___ THE DATA ___

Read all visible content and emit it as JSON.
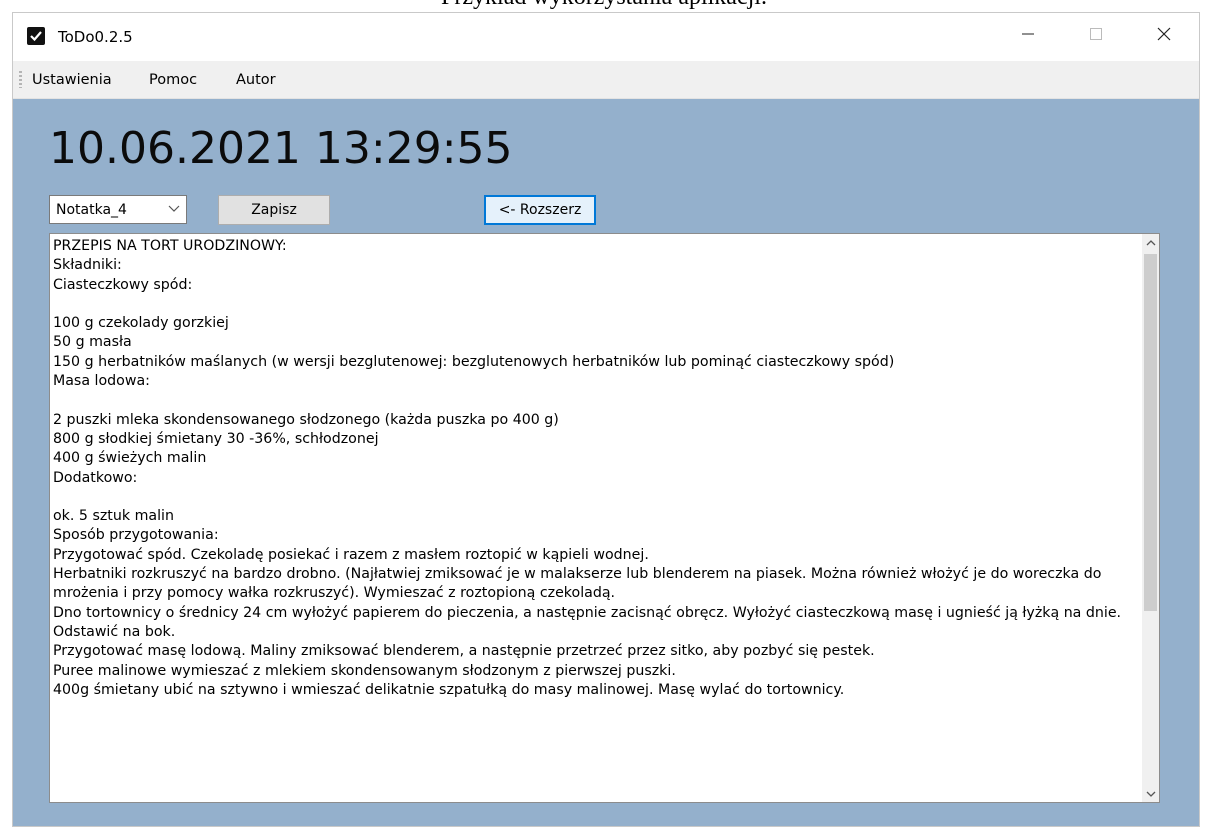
{
  "doc_caption": "Przykład wykorzystania aplikacji.",
  "window": {
    "title": "ToDo0.2.5"
  },
  "menu": {
    "items": [
      "Ustawienia",
      "Pomoc",
      "Autor"
    ]
  },
  "clock": "10.06.2021 13:29:55",
  "note_select": {
    "selected": "Notatka_4"
  },
  "buttons": {
    "save": "Zapisz",
    "expand": "<- Rozszerz"
  },
  "note_text": "PRZEPIS NA TORT URODZINOWY:\nSkładniki:\nCiasteczkowy spód:\n\n100 g czekolady gorzkiej\n50 g masła\n150 g herbatników maślanych (w wersji bezglutenowej: bezglutenowych herbatników lub pominąć ciasteczkowy spód)\nMasa lodowa:\n\n2 puszki mleka skondensowanego słodzonego (każda puszka po 400 g)\n800 g słodkiej śmietany 30 -36%, schłodzonej\n400 g świeżych malin\nDodatkowo:\n\nok. 5 sztuk malin\nSposób przygotowania:\nPrzygotować spód. Czekoladę posiekać i razem z masłem roztopić w kąpieli wodnej.\nHerbatniki rozkruszyć na bardzo drobno. (Najłatwiej zmiksować je w malakserze lub blenderem na piasek. Można również włożyć je do woreczka do mrożenia i przy pomocy wałka rozkruszyć). Wymieszać z roztopioną czekoladą.\nDno tortownicy o średnicy 24 cm wyłożyć papierem do pieczenia, a następnie zacisnąć obręcz. Wyłożyć ciasteczkową masę i ugnieść ją łyżką na dnie. Odstawić na bok.\nPrzygotować masę lodową. Maliny zmiksować blenderem, a następnie przetrzeć przez sitko, aby pozbyć się pestek.\nPuree malinowe wymieszać z mlekiem skondensowanym słodzonym z pierwszej puszki.\n400g śmietany ubić na sztywno i wmieszać delikatnie szpatułką do masy malinowej. Masę wylać do tortownicy.",
  "colors": {
    "client_bg": "#94b0cc",
    "focus_border": "#0078d7"
  },
  "icons": {
    "app": "checkbox-icon",
    "minimize": "minimize-icon",
    "maximize": "maximize-icon",
    "close": "close-icon"
  }
}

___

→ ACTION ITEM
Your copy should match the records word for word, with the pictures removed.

→ ANSWER TO THIS EXERCISE
Read all visible content and emit it as JSON.
{
  "doc_caption": "Przykład wykorzystania aplikacji.",
  "window": {
    "title": "ToDo0.2.5"
  },
  "menu": {
    "items": [
      "Ustawienia",
      "Pomoc",
      "Autor"
    ]
  },
  "clock": "10.06.2021 13:29:55",
  "note_select": {
    "selected": "Notatka_4"
  },
  "buttons": {
    "save": "Zapisz",
    "expand": "<- Rozszerz"
  },
  "note_text": "PRZEPIS NA TORT URODZINOWY:\nSkładniki:\nCiasteczkowy spód:\n\n100 g czekolady gorzkiej\n50 g masła\n150 g herbatników maślanych (w wersji bezglutenowej: bezglutenowych herbatników lub pominąć ciasteczkowy spód)\nMasa lodowa:\n\n2 puszki mleka skondensowanego słodzonego (każda puszka po 400 g)\n800 g słodkiej śmietany 30 -36%, schłodzonej\n400 g świeżych malin\nDodatkowo:\n\nok. 5 sztuk malin\nSposób przygotowania:\nPrzygotować spód. Czekoladę posiekać i razem z masłem roztopić w kąpieli wodnej.\nHerbatniki rozkruszyć na bardzo drobno. (Najłatwiej zmiksować je w malakserze lub blenderem na piasek. Można również włożyć je do woreczka do mrożenia i przy pomocy wałka rozkruszyć). Wymieszać z roztopioną czekoladą.\nDno tortownicy o średnicy 24 cm wyłożyć papierem do pieczenia, a następnie zacisnąć obręcz. Wyłożyć ciasteczkową masę i ugnieść ją łyżką na dnie. Odstawić na bok.\nPrzygotować masę lodową. Maliny zmiksować blenderem, a następnie przetrzeć przez sitko, aby pozbyć się pestek.\nPuree malinowe wymieszać z mlekiem skondensowanym słodzonym z pierwszej puszki.\n400g śmietany ubić na sztywno i wmieszać delikatnie szpatułką do masy malinowej. Masę wylać do tortownicy.",
  "colors": {
    "client_bg": "#94b0cc",
    "focus_border": "#0078d7"
  },
  "icons": {
    "app": "checkbox-icon",
    "minimize": "minimize-icon",
    "maximize": "maximize-icon",
    "close": "close-icon"
  }
}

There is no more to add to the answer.